By Stephanie Carvin
Whether you agree or disagree with its reasoning, the Liberal government has taken Canada’s Iraq/Syria strategy in a new direction. Despite the criticism (much of which I share), the new policies are far from a disaster. Canada is making a clear commitment to provide aid in one of the most complex emergencies the world has seen. And we are keeping key military capabilities in theatre to assist our allies, such as refuelling and reconnaissance planes. Significantly, Canada will be putting more troops in theatre, including our Special Operations Forces, who have an international reputation for their effectiveness.

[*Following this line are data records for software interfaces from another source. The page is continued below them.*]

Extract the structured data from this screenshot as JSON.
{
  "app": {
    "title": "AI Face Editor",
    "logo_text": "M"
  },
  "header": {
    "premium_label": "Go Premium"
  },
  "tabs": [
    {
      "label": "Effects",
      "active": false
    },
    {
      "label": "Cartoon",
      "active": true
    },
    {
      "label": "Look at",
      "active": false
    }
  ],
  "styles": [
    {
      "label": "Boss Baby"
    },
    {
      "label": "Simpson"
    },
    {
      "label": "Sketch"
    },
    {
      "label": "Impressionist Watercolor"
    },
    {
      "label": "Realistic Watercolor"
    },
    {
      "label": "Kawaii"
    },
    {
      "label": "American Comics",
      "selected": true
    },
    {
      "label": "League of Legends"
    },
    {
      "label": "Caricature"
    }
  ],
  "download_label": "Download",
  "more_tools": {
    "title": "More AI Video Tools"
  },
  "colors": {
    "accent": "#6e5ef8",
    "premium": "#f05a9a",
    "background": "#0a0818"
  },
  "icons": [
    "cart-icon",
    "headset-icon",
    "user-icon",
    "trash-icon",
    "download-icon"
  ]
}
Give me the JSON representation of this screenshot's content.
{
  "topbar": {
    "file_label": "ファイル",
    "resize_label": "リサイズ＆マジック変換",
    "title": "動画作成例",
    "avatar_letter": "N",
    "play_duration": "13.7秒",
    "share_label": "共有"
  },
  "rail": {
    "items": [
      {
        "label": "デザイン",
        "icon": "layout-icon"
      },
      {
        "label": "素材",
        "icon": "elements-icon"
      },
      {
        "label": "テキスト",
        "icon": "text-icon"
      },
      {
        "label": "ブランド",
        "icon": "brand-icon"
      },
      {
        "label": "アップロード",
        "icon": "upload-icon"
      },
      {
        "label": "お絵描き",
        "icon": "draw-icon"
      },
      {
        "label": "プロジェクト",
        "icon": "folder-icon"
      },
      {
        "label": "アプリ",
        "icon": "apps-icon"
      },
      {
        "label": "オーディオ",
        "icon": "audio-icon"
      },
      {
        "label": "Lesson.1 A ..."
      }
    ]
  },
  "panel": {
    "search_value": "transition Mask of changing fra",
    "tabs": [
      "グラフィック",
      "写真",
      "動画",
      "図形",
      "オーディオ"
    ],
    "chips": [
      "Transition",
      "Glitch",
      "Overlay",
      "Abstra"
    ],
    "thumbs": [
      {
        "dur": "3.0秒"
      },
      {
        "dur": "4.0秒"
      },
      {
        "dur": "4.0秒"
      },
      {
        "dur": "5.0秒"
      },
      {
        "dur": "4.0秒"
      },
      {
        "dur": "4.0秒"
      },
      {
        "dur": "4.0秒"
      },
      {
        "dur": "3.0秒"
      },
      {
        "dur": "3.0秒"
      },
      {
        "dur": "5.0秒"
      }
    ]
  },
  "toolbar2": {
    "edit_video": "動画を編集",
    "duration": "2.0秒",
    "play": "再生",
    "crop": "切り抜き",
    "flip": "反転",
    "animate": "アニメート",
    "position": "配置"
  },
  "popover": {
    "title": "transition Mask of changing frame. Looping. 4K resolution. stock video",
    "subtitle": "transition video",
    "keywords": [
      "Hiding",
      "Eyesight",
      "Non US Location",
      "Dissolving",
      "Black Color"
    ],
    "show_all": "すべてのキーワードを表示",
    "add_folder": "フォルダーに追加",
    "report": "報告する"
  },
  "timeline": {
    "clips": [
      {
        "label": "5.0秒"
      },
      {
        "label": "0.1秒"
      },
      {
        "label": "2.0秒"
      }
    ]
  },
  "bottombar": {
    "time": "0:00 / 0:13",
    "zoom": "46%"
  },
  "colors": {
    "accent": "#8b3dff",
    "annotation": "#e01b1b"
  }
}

But announcing a policy is one thing; implementing it and achieving the goals the Liberals have set out is another. Indeed, there remain several challenges that the government faces in implementing its new policies that could threaten the success of its new strategy.
1. Incongruent interests between Canada and the Kurdish Peshmerga will likely trump training efforts.
The past week has been pretty interesting in Canadian defence and foreign policy as the Prime Minister announced Monday that Canada would focus on training in Iraq while taking out some (not all)* of the planes dedicated to the bombing effort.
There have been many questions raised about the training effort and many opinions offered. So, I’d like to offer a few answers. To be clear, I am not an expert on the specific skills to be transmitted or the nature of the training exercises, except in terms of the broadest categories.
* I had been advocating that the government keep at least the recon (Aurora) and refuelling (Polaris) planes as they are, in the military jargon, low-density/high demand enablers. In other words, there are few of them and they have much valued added. Glad to see the government keep them there, even if it adds a soupçon of incoherence since they are integral to the bombing effort.
Q: Does this mean this is a combat mission?
By Jean Daudelin
Three recent developments are changing the Zika crisis: global media awareness, new possible vectors, and doubts — at the epicentre of the crisis — about Brazil’s capacity and honesty. Together, they threaten the upcoming Rio Olympics.
At the end of November 2015, I peddled a piece about the Zika/microcephaly crisis that was already severe in Recife, the large Northeastern Brazilian city where I am currently working. No one but this site, OpenCanada.org, would have it: not The Globe and Mail, not The Huffington Post, not Foreign Policy, no one else. Worse still, it took a few more weeks for the global media to catch up: The New York Times, measure of “all things fit to print,” published its first piece on Dec. 29.
Today, Zika is front-page news every day the world over. This is mostly good as it keeps prodding governments and the increasingly nimble global infectious disease community. As usual, the danger is that, were the epidemic to be less serious than currently speculated, the overblown coverage could lead to public cynicism and, subsequently, less urgency from politicians, less money for research, and public nonchalance when a truly severe one hits: call this the “swine flu” scenario. Fortunately, public health organizations and experts have become very adept at balancing warnings with caveats. In the face of global infectious diseases, panic is not the default mode any more.
By Aniket Bhushan
Prime Minister Justin Trudeau and his coterie of eloquent ministers went to considerable lengths last week at the World Economic Forum in Davos to rebrand Canada and double down on the “Canada is back” message. While it was good to see that innovation in development financing was one of the many areas the government targeted, its focus on one relatively small initiative is problematic.
In a joint release, Chrystia Freeland, Canada’s Minister of International Trade, and Marie-Claude Bibeau, Minister of International Development, welcomed the launch of a “new Canadian initiative [that] will support investment in emerging markets.” The initiative is a platform called Convergence and it will be run out of Toronto’s MaRS Discovery District. Canada is investing $23.5 million to get Convergence started, and the expectation is that this relatively small investment will lead to projects worth $10 billion over the next five years.
This is great and very welcome. Except it is not new.
By Steve Saideman
Monday, we learned of a meeting in Paris this week about the future of the anti-ISIS effort by the significant contributors to the current effort, and that Canada is apparently not invited. The natural questions to ask are: why and so what? It is easier to answer the second than the first, but I will try my hand at both.
Before starting out, one thing needs to be clear: this is not the first time Canada has been left out of a major meeting aimed at figuring out the future of an allied effort. In 2002, there was a meeting of the “Quint” to set NATO’s agenda about the future of the various Balkan missions (Bosnia/Kosovo/Macedonia). The Quint included the five largest providers of troops — U.S., UK, France, Italy and Germany. During the military mission in Afghanistan, things had changed quite a bit as it was no longer about the size of the force but where the countries’ troops were and what they were doing. As a result of Canada’s key commitment, Canada was at the table and some of the bigger contributors were either not invited or simply not that relevant (Italy, Germany).